Listed records
▬▬▬

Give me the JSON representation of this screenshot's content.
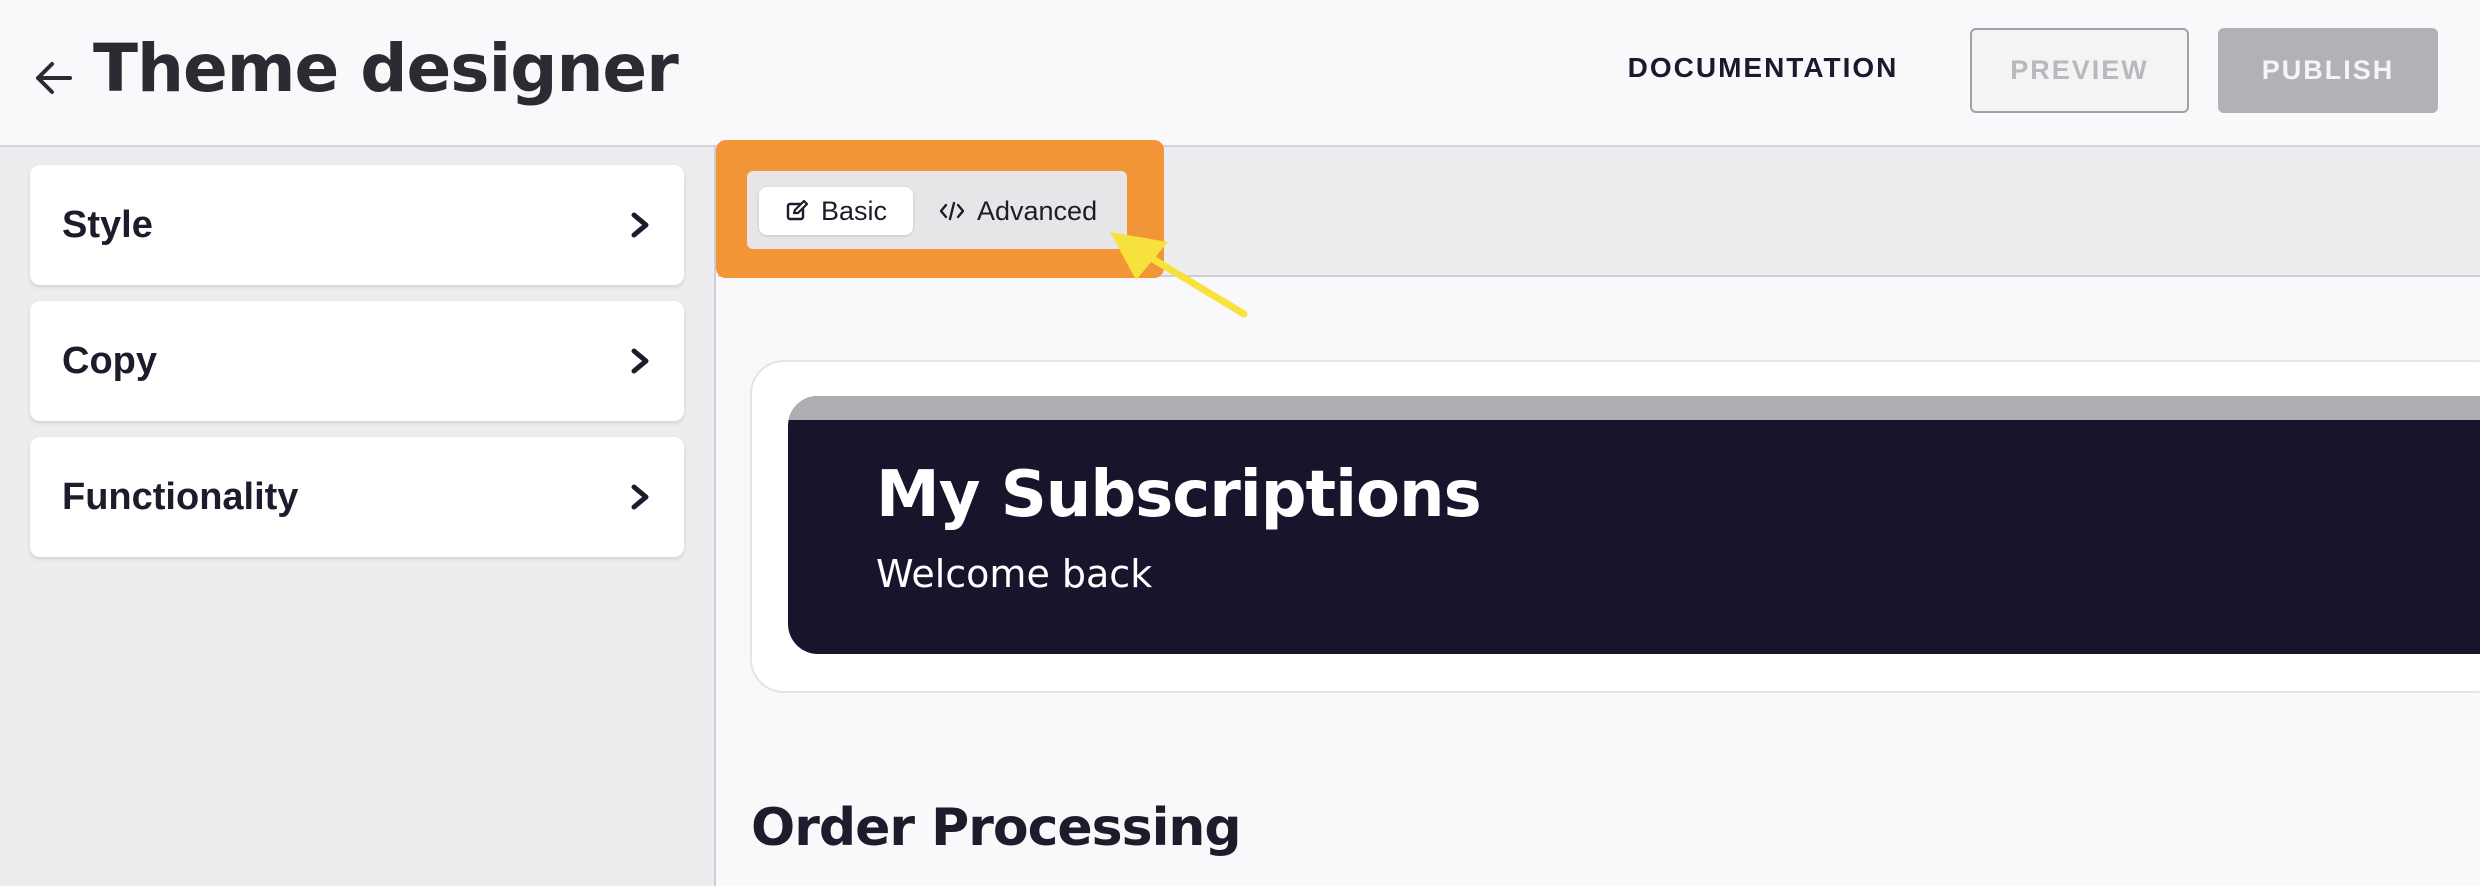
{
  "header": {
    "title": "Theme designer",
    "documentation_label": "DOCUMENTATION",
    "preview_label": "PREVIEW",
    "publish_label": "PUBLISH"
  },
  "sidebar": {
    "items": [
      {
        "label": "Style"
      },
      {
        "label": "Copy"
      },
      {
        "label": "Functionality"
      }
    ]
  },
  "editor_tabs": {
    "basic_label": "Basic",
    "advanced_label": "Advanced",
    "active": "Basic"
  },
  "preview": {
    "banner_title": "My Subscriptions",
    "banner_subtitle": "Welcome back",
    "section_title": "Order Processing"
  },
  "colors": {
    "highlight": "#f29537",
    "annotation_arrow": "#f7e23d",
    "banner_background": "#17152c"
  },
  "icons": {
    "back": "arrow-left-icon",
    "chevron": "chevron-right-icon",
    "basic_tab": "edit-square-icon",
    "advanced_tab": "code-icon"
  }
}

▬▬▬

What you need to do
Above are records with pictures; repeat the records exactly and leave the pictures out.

Written answer
Give me the JSON representation of this screenshot's content.
{
  "header": {
    "title": "Theme designer",
    "documentation_label": "DOCUMENTATION",
    "preview_label": "PREVIEW",
    "publish_label": "PUBLISH"
  },
  "sidebar": {
    "items": [
      {
        "label": "Style"
      },
      {
        "label": "Copy"
      },
      {
        "label": "Functionality"
      }
    ]
  },
  "editor_tabs": {
    "basic_label": "Basic",
    "advanced_label": "Advanced",
    "active": "Basic"
  },
  "preview": {
    "banner_title": "My Subscriptions",
    "banner_subtitle": "Welcome back",
    "section_title": "Order Processing"
  },
  "colors": {
    "highlight": "#f29537",
    "annotation_arrow": "#f7e23d",
    "banner_background": "#17152c"
  },
  "icons": {
    "back": "arrow-left-icon",
    "chevron": "chevron-right-icon",
    "basic_tab": "edit-square-icon",
    "advanced_tab": "code-icon"
  }
}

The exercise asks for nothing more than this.